• DIRECTIONS FOR THIS TASK
Could you filter the records below and keep only the lines with the word "Indikator"?

Dataset rows describing interfaces
------------------------------------------------------------------------

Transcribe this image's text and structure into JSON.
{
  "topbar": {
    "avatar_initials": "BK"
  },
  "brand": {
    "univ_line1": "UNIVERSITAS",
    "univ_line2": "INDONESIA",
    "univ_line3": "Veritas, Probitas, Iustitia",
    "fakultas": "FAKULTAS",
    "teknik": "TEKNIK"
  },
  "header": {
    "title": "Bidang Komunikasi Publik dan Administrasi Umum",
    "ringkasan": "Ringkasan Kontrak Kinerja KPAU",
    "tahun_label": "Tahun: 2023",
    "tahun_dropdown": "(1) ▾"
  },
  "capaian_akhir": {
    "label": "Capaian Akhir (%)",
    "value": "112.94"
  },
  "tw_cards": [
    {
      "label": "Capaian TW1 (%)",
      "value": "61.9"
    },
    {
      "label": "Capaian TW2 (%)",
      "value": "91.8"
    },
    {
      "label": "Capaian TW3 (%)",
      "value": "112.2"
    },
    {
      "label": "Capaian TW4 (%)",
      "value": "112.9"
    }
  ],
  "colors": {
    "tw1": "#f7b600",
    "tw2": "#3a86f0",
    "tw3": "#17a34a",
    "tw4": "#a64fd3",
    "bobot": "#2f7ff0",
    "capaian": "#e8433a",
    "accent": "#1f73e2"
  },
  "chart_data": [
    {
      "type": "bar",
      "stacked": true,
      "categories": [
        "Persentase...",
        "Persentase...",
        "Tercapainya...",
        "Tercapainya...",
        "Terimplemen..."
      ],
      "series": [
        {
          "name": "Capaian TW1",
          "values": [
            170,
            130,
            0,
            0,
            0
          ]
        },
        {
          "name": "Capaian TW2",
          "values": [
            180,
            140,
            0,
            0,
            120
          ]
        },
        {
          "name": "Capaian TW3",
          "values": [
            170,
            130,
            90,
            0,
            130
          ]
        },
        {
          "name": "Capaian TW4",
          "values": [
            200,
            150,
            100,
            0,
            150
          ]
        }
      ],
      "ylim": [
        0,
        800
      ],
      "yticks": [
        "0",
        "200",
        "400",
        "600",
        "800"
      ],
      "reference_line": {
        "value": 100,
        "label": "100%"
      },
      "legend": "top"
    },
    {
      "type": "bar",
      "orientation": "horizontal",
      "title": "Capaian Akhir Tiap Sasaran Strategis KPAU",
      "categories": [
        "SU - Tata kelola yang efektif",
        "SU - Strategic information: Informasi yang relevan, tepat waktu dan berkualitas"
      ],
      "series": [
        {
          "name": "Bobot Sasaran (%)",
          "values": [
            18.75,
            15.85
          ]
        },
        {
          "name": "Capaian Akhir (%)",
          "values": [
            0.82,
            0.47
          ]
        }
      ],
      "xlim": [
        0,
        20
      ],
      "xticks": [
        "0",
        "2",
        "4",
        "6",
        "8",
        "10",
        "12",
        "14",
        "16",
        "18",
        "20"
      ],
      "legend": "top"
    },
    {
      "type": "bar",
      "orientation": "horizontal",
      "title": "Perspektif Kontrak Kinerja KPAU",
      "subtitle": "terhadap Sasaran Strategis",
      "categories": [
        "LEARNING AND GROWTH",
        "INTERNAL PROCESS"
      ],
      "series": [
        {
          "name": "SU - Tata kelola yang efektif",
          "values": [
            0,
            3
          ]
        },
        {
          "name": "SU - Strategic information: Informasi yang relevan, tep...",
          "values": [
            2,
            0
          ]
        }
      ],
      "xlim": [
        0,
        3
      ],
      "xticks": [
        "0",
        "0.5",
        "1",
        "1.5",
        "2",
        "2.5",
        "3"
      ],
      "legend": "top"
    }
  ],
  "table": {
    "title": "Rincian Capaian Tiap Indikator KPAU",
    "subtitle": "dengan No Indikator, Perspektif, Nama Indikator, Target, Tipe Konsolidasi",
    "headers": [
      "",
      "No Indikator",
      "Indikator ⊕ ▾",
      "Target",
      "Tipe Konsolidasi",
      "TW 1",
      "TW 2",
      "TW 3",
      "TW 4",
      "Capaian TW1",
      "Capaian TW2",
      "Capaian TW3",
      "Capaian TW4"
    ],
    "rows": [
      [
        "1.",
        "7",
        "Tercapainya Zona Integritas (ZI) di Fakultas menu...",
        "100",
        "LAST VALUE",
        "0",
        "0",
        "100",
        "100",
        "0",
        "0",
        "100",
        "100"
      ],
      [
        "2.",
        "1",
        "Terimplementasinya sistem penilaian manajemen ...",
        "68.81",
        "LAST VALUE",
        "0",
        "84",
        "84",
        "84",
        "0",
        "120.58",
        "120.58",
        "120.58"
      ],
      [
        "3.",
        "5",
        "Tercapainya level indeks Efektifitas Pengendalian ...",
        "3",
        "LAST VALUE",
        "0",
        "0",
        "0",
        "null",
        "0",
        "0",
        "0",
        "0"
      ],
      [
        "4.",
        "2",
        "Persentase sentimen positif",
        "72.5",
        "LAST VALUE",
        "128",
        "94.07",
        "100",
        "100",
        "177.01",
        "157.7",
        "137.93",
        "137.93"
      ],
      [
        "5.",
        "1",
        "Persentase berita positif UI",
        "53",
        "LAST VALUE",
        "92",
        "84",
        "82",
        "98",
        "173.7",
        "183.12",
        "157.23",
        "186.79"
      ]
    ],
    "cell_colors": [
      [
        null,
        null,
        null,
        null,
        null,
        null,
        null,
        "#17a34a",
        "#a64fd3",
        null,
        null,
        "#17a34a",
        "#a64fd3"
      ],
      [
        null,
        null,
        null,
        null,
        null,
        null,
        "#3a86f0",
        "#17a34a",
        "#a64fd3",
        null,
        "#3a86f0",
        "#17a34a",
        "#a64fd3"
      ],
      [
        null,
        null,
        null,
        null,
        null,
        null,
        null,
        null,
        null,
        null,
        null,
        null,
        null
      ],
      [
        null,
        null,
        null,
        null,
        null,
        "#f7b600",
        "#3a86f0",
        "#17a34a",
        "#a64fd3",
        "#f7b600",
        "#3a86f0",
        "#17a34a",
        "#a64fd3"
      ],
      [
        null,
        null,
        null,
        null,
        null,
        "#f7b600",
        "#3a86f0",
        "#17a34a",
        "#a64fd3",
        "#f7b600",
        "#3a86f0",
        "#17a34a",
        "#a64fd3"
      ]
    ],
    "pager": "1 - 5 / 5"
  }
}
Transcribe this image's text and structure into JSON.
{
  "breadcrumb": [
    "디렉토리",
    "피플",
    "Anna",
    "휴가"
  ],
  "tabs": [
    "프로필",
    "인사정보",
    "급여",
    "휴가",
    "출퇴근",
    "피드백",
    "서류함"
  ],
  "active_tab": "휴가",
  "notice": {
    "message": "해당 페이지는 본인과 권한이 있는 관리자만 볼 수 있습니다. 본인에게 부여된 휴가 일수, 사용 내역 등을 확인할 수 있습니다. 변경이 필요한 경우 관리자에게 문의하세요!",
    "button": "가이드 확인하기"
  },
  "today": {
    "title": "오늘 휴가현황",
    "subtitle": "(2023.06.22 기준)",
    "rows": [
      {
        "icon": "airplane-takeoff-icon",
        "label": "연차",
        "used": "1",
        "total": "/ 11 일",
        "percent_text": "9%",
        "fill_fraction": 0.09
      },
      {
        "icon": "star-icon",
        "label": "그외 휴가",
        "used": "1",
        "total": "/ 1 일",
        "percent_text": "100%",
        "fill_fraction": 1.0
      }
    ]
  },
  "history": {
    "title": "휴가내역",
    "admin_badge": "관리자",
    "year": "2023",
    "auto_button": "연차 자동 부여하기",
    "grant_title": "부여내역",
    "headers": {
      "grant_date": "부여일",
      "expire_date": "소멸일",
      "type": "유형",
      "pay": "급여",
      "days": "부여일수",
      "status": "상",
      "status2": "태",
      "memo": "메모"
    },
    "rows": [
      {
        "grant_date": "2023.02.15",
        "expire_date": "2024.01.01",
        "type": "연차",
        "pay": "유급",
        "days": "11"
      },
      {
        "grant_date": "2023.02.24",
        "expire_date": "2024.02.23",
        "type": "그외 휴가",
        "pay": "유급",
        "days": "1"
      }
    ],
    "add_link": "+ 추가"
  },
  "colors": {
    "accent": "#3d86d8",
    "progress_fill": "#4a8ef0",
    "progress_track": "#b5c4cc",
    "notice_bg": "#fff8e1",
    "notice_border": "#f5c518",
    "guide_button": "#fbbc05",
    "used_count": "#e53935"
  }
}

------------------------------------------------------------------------

• ANSWER
    "title": "Rincian Capaian Tiap Indikator KPAU",
    "subtitle": "dengan No Indikator, Perspektif, Nama Indikator, Target, Tipe Konsolidasi",
      "No Indikator",
      "Indikator ⊕ ▾",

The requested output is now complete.